Late on a Saturday night, the Coke Dares were nearing the end of their third show of the evening, as well as their 23rd song. But apart from the visible beads of sweat on their brows, they still looked and sounded fresh and excited about the noise they were making. Where mere mortals would collapse or devolve, the Coke Dares appeared to thrive. Part of an explanation might be the collective tenure and road discipline of the trio in bands like the Impossible Shapes, Ativin, John Wilkes Booze, Panoply Academy, and Magnolia Electric Co. (in which they performed two of their four sets that night). Another part might be, to quote one of their song titles, “[They] Like Rocking All the Time”. And still another part might be that their songs average around 40 seconds in length. The endurance on display was like that of pro-football players. Songs ran for the duration of a quick rush or pass play, then a pause, then another kapow! of brutish fun. The band even kind of looked like they could be football players, or at least fans. The crowd stood in relatively quiet awe or bewilderment (no small feat at this venue). “This next song is called ‘Thank You, I’m Sorry, I Love You!’” shouted lead singer/guitarist Jason Groth, as two hundred heads simultaneously turned to their friends and nodded to the groove.
Describing the Coke Dares’ live show is vital to understand Here We Go With . . . the Coke Dares. Many of the album’s 32 tracks were recorded live everywhere from Atlanta, Georgia to Barcelona, Spain. The band’s interaction with the audience works as fuel for the songs, as if the whole point is strictly camaraderie. Here’s the banter from Atlanter:
Here We Go With... the Coke Dares
US: 31 Dec 2004
UK: Available as import
Groth: You ever been to Tennessee?
Audience member: Hell yeah.
Groth: Hell, yeah. You ever been to Autozone? Have you?
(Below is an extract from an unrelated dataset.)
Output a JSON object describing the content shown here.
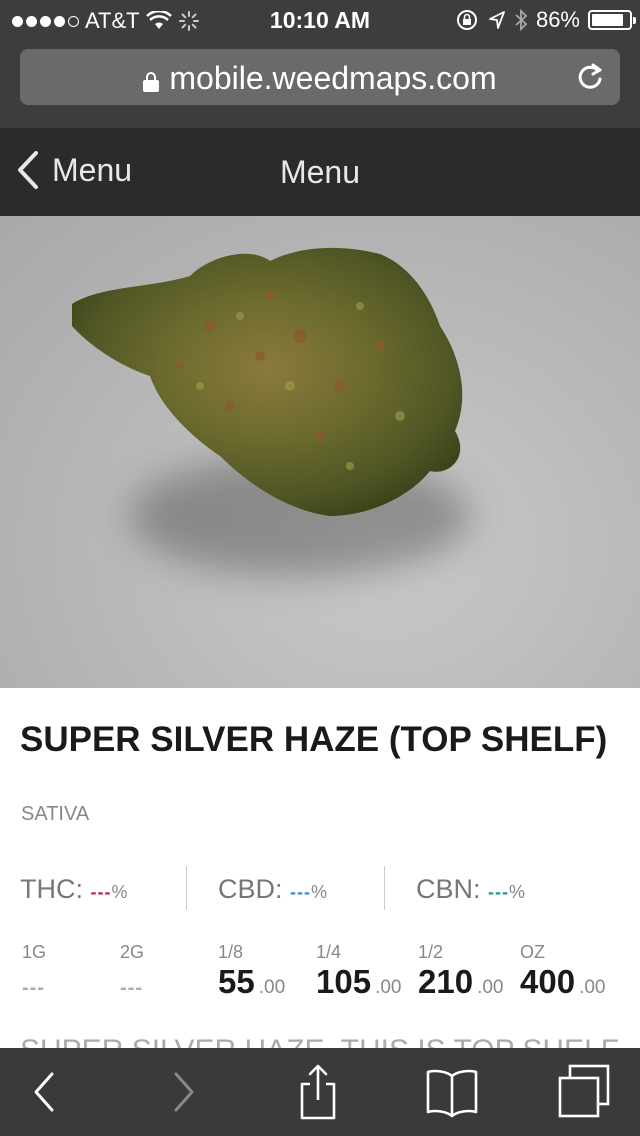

Well if you’ve ever been to Autozone, this song’s for you.
The band then launches into, more than appropriately, “The Guys At Autozone Were Assholes”. Even those who’ve never been are now clued in, part of the joke. And finally someone has written a song about chumps that drive through your neighborhood with the skull-rattling sub-woofers on 11: “All I Have Is Your Bass in My Head”. It’s hard to talk about any of these songs in any great detail; they’re over before any heavy-duty soul-searching rock criticism can compose itself. That’s also the point. Straight-ahead, short attention span, high speed rawk doesn’t ask for much, it just gives. What can really be analyzed to the nth degree about “That’s It, I’m Chasing This Rat”? After all, for 26 seconds, the song declares, “I am chasing this rat / And you can’t argue with that”. Too true, fellas, too true. Pencil pushers like me just end up feeling redundant.
Elsewhere, “Disappearing Up the Wizard’s Sleeve” takes on D&D and prog/boogie-rock. “Acid Church Party” begins and ends as singalong thrash punk, but with a slow middle section of scary movie laughter. “I’m Too Busy to Cut My Lines Straight” has a nice squeaky guitar solo. Hmm… what else? “I Had a Dream Last Night That I Broke All the Bones in My Hand,” “You Caught Me Counting on My Fingers”, and “You’re Not Carrying a Big Box” exude wealth of blah blah, oh fuck it. I’ll just quote the Coke Dares again, “It’s Only Rock and Rock (But I Like It)”.
P.S. The disc also includes a video for “I Was a Teenage Shoplifter”, which features a bespectacled hipster gal five-finger-discounting a cat and driving a wood-paneled station wagon.
// Sound Affects
"The man whose songs were recorded by Johnny Cash, Alan Jackson, Ricky Skaggs, David Allan Coe, The Highwaymen, and countless others succumbs to time’s cruel cue that the only token of permanence we have to offer are the effects of shared moments and memories.READ the article